Steve Sailer posts about a new book by Jon Krakauer about a rape at a small college in Montana. He asks the question why the press, including the New York Times, has paid so much attention to this case, but not other rape cases at higher profile schools. He sees that the pattern is that cases in which the accused rapist is white gets coverage, while those in which the accused rapist is black get much less.
The press has a pattern of focusing on white crimes (UVA) while ignoring others, and of always taking the anti-white side in disputes (Duke Lacross, Ferguson.) This has the effect of demonizing white men. It’s not just that it paints a false picture of reality, it’s that it teaches people that it’s good and noble to criticize whites in an unfair manner. We see the results of this everywhere.
We can’t fight against this kind of anti-white bigotry unless we recognize it and name it, over and over again. Until the overarching pattern is documented, clear and undeniable.
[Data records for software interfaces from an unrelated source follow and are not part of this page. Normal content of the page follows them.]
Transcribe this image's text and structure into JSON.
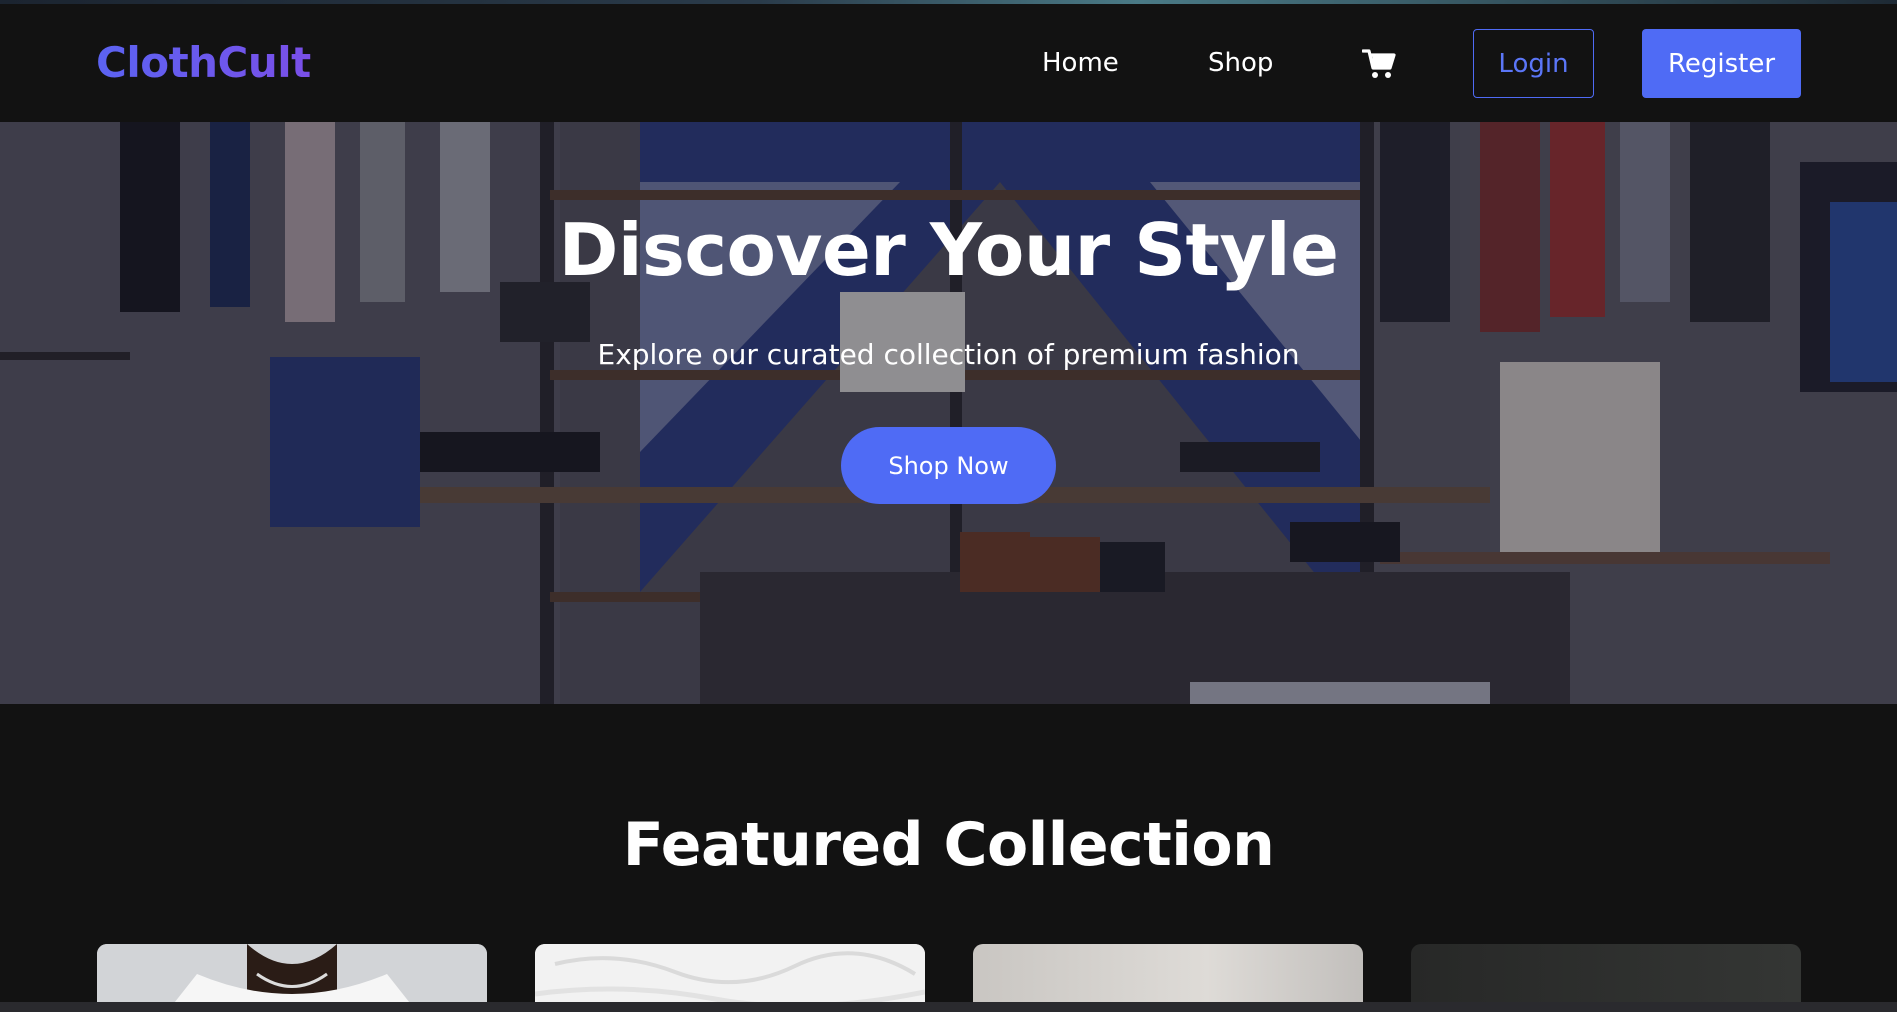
{
  "brand": {
    "name": "ClothCult"
  },
  "nav": {
    "home_label": "Home",
    "shop_label": "Shop",
    "cart_icon": "cart-icon",
    "login_label": "Login",
    "register_label": "Register"
  },
  "hero": {
    "title": "Discover Your Style",
    "subtitle": "Explore our curated collection of premium fashion",
    "cta_label": "Shop Now"
  },
  "featured": {
    "title": "Featured Collection"
  },
  "colors": {
    "accent": "#4f6bf5",
    "logo_gradient_start": "#5b63f2",
    "logo_gradient_end": "#7a4fe8",
    "background": "#121212"
  }
}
Steve has the point that the left’s ideology is fringe vs core. But in practice, “fringe vs core” takes the form of anti-white bigotry. I imagine the typical journalist doesn’t wake up in the morning thinking to group libel whites, it’s more like they want to avoid “punching down” on a “vulnerable powerless minority.” But it is still functionally equivalent to anti-white bigotry, even if it’s not what they are consciously aiming for, even if they don’t realize they’re doing it. And it’s what we need to fight against.
And by doing so we can fight anti-core, anti-majority sentiment at the same time. We say anti-white bigotry is wrong at the same time we say anti-majority sentiment is wrong. Majorities have the right to be proud of their heritage, meaning whites have a right to be proud of their heritage. That majorities have a right to a home and to pass it onto their children, meaning whites have a right to a home and to pass it onto their children. The general principle is enhanced by its prime example, they fit together hand in glove.